The Oscar-winning actor criticised the country's palm oil plantations while visiting the Sumatran rainforest
Despite reports that he had been banned from returning to Indonesia after posting a picture to his Instagram account criticising the palm-oil cultivation in Sumatran rainforests, a government minister is now denying that Hollywood actor Leonardo DiCaprio has been banned by the state.
Over the weekend, the Associated Press newswire claimed that Heru Santoso, spokesman for the directorate general for immigration at Indonesia’s law and human rights ministry, as having said the recent Oscar-winner was no longer welcome to return.
“We support his concern to save the Leuser ecosystem,” Santoso reportedly said, “But we can blacklist him from returning to Indonesia at any time if he keeps posting incitement or provocative statements in his social media.”
These comments came only a week after the Indonesian immigration director-general Ronny Sompie threatened to deport DiCaprio, a long-time environmental activist, despite the actor having already left Indonesia at the time.
The lowland #rainforest of the Leuser Ecosystem are considered the world’s best remaining habitat for the critically endangered Sumatran #elephant. In these forests, ancient elephant migratory paths are still used by some of the last #wild herds of Sumatran elephants. But the expansion of Palm Oil plantations is fragmenting the #forest and cutting off key elephant migratory corridors, making it more difficult for elephant families to find adequate sources of food and water. The Leonardo DiCaprio Foundation is supporting local partners to establish a mega-fauna sanctuary in the Leuser Ecosystem, last place on Earth where Sumatran orangutans, tigers, rhinos and elephants coexist in the wild. Click the link in the bio to stand with @haka_sumatra as they fight to protect the Leuser Ecosystem. #SaveLeuserEcosystem #Indonesia
A photo posted by Leonardo DiCaprio (@leonardodicaprio) on
Now another government minister has praised DiCaprio’s visit to highlight the perilous future of Sumatran wildlife, including elephants, orangutans, rhinos, and tigers, while refuting any likelihood that The Revenant star would be refused entry to the country.
Speaking to ForestHints.news, environment and forestry minister Siti Nurbaya said: “My view is that DiCaprio’s concerns are both sincere and substantial, and he has certainly acted in good faith. In fact, we largely share his concerns on this matter.
“In light of this and to reciprocate his sincerity and good intentions, I am open to working together with DiCaprio in a joint effort whereby both of us can have our concerns addressed, including those that pertain to the Leuser Ecosystem.”
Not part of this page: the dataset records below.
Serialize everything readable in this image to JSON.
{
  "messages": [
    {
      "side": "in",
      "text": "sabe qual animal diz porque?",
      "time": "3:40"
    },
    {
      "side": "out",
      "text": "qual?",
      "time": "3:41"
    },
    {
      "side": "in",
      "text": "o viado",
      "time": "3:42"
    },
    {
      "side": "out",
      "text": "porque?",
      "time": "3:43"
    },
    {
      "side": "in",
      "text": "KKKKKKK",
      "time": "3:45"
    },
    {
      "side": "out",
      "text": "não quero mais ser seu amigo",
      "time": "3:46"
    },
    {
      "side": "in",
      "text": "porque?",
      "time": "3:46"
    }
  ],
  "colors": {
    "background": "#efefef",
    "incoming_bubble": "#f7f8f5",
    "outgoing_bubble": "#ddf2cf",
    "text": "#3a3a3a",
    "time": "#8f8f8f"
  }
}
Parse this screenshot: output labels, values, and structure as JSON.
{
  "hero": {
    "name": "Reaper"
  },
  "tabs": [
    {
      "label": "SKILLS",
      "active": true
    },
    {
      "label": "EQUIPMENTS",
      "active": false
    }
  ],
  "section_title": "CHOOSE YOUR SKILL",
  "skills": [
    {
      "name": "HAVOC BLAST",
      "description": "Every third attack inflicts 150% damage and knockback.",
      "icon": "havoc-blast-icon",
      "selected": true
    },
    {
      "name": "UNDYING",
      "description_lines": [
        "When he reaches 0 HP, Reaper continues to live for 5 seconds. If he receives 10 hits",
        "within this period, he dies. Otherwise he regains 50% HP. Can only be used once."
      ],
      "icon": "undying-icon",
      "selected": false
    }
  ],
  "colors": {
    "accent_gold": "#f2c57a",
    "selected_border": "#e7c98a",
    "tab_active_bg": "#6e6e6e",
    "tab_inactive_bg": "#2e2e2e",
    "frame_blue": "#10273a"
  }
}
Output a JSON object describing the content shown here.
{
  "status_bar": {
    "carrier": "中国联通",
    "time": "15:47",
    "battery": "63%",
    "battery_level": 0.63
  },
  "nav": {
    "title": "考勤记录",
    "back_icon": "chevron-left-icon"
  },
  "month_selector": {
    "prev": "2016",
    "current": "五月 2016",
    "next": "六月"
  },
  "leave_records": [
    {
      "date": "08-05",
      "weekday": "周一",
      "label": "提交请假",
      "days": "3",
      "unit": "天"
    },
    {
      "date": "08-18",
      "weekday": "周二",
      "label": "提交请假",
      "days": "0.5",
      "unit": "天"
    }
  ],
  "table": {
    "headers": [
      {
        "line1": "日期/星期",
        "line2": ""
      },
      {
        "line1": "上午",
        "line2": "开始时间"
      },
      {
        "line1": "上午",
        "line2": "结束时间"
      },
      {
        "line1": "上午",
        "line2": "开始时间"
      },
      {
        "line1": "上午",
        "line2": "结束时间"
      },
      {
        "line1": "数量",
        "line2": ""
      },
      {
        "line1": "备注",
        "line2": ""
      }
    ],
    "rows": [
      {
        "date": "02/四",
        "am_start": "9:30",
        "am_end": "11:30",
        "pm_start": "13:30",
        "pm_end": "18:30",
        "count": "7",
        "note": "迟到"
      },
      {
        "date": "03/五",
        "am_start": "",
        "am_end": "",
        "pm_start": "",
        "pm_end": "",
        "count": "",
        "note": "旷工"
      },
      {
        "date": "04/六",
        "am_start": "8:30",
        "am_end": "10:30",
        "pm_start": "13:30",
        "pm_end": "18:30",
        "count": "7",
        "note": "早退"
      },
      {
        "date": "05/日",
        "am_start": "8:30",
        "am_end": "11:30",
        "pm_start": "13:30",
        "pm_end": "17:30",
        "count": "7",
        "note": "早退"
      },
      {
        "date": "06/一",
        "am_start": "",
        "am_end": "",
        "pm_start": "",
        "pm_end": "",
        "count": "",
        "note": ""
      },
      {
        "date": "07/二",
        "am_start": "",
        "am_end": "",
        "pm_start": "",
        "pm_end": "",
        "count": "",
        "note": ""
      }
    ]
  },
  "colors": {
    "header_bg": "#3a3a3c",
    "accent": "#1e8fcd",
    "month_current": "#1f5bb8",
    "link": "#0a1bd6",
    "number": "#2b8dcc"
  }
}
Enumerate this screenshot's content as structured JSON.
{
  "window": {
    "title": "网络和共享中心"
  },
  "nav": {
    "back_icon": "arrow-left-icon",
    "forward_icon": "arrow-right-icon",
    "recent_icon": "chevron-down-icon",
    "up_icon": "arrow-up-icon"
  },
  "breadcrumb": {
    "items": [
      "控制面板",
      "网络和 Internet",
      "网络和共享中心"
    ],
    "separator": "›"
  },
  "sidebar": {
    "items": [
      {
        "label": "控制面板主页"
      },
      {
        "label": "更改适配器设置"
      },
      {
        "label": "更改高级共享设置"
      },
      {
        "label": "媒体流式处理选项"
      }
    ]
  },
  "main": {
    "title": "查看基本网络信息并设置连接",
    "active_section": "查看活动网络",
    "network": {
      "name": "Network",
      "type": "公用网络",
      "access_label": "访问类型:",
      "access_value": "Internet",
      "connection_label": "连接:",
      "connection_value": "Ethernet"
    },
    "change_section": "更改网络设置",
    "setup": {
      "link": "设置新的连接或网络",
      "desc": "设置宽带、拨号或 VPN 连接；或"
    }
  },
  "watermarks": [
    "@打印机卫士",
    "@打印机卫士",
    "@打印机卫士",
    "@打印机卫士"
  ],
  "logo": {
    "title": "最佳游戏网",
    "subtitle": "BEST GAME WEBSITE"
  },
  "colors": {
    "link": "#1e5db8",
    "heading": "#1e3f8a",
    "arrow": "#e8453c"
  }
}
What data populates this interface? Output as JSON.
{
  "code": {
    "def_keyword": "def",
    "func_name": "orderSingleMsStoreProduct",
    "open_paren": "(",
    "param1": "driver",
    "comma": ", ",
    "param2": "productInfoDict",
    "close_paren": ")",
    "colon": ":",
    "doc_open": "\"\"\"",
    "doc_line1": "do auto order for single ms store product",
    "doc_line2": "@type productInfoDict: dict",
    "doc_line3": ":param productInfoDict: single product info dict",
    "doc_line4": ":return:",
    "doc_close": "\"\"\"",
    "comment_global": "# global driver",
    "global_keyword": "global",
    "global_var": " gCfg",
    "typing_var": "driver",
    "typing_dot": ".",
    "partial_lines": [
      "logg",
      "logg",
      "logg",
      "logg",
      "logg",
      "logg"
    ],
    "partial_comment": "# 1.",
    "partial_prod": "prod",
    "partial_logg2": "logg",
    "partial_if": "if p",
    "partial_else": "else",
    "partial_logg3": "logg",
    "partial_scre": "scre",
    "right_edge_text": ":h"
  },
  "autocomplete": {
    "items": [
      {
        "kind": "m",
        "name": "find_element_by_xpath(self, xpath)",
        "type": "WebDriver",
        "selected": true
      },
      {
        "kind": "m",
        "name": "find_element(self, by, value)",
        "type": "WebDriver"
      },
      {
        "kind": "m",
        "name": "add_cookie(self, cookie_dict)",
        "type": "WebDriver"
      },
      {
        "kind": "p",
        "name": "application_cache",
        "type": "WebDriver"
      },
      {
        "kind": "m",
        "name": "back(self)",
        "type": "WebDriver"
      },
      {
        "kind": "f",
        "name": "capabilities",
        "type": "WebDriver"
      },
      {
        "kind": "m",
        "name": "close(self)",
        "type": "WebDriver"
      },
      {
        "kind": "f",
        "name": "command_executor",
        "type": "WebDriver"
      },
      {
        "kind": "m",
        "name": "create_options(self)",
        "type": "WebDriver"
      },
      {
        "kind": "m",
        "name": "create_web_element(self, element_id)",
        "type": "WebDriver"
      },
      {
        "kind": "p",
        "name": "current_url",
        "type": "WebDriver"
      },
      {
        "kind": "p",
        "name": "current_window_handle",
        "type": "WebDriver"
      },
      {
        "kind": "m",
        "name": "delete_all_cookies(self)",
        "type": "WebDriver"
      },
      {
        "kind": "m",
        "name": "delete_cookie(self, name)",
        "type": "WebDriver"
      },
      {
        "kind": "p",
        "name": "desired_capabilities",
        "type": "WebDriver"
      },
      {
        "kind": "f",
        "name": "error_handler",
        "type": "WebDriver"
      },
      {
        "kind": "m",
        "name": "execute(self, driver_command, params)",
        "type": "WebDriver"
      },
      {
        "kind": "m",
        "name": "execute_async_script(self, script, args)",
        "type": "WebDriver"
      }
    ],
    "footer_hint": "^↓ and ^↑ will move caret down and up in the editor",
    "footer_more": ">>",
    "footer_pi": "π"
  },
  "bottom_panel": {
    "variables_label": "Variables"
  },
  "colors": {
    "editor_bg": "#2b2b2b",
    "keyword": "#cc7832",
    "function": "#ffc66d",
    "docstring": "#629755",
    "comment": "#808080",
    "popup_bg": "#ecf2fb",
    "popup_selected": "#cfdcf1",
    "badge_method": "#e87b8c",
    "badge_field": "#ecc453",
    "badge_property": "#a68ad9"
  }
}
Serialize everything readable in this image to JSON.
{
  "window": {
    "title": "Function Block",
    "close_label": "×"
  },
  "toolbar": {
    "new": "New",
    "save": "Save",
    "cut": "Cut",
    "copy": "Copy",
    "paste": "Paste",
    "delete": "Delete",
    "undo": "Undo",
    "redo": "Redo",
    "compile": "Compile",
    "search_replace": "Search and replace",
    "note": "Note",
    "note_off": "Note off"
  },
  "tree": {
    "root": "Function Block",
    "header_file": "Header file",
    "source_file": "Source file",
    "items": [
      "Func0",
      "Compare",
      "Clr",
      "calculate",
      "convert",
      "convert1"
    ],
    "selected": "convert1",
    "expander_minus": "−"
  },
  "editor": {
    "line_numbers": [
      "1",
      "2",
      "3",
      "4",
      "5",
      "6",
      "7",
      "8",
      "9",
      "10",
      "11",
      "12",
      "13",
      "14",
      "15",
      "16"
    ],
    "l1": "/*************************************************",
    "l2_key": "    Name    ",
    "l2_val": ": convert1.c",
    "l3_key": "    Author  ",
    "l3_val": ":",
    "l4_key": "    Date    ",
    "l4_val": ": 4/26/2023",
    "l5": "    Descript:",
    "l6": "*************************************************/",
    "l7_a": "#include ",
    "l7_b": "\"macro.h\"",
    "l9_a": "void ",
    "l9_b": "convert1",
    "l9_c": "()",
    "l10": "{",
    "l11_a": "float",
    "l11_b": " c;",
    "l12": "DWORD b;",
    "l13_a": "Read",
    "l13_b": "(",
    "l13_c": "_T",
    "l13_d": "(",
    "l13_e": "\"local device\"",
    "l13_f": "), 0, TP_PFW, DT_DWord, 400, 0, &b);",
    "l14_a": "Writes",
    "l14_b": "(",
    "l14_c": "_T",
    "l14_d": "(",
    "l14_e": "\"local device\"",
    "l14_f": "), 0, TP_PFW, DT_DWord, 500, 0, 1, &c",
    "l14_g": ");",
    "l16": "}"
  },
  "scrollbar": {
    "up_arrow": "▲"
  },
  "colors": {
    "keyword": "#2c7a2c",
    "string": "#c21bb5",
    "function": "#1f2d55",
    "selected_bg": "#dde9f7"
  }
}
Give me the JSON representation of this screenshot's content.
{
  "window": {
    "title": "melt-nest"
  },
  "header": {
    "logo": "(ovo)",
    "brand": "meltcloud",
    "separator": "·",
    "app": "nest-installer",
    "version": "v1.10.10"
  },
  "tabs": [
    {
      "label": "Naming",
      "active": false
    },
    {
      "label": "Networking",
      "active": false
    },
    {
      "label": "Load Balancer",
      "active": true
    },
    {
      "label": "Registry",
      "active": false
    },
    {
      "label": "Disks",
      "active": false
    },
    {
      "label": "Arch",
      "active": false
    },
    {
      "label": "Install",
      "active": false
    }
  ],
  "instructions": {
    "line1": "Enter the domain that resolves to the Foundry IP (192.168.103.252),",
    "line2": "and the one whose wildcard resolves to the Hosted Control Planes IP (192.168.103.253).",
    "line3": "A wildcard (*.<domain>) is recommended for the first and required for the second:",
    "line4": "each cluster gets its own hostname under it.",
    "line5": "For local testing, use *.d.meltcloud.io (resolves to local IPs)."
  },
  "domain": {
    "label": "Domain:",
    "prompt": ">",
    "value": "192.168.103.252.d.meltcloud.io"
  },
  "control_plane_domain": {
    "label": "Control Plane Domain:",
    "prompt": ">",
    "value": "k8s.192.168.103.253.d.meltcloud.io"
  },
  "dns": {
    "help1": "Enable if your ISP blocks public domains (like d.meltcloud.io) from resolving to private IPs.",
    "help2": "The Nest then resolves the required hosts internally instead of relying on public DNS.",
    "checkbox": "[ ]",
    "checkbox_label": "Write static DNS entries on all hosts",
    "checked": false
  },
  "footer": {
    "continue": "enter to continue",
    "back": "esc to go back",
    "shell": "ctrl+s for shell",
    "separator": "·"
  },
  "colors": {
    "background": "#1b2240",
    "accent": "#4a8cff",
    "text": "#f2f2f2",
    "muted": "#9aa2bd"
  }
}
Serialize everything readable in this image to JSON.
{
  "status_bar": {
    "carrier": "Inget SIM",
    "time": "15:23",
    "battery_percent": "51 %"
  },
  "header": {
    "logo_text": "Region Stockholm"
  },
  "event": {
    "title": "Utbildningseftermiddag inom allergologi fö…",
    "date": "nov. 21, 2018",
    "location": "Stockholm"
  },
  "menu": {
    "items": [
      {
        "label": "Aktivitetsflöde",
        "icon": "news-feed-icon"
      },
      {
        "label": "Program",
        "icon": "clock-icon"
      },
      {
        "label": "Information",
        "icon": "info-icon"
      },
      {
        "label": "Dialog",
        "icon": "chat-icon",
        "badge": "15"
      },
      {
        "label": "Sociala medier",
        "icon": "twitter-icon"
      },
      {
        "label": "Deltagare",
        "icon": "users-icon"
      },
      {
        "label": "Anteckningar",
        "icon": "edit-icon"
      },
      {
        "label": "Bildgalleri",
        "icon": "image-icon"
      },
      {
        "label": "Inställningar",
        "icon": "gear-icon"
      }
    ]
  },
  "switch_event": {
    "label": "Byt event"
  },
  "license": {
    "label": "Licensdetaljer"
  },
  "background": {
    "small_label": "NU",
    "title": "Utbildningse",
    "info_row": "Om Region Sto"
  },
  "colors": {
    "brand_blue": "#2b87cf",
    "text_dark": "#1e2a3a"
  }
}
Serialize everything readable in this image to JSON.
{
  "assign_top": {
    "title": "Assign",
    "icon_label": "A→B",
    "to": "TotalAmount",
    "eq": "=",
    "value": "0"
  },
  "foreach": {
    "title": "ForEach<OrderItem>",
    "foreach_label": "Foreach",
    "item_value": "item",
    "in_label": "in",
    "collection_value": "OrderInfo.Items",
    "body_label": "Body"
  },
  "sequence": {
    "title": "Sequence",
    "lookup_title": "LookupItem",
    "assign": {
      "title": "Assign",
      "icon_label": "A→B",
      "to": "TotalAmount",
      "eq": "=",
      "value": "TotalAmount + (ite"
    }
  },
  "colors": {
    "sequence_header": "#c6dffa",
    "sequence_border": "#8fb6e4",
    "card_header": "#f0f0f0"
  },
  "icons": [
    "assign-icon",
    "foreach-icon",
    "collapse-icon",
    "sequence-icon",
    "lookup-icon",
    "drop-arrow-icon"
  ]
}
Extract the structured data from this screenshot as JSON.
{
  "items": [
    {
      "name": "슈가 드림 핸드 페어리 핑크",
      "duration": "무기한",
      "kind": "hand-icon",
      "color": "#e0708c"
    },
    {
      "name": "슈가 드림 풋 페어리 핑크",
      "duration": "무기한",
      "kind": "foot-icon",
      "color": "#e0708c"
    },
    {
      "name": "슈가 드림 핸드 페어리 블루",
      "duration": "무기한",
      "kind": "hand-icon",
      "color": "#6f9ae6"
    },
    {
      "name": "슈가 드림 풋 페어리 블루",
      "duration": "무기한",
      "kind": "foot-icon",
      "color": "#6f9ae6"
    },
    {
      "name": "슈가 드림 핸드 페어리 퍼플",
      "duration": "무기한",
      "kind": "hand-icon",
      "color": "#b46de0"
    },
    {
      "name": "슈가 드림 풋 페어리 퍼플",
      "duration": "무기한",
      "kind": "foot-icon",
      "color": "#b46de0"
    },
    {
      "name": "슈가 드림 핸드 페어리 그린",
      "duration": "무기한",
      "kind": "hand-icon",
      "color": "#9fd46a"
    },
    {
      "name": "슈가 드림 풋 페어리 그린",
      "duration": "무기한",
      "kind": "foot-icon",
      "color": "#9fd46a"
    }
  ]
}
The environment minister went on the reveal in the interview that an official from her department has joined DiCaprio during his trip to see orangutans in Gunung Leuser National Park.
The actor has revealed that he wants to create a “mega-fauna sanctuary” in the park, which consists of more than 6.5m acres of rainforest. In his Instagram post, the actor expressed serious concerns over the role of palm oil plantations on the parkland, which he claims are “cutting off key elephant migratory corridors.”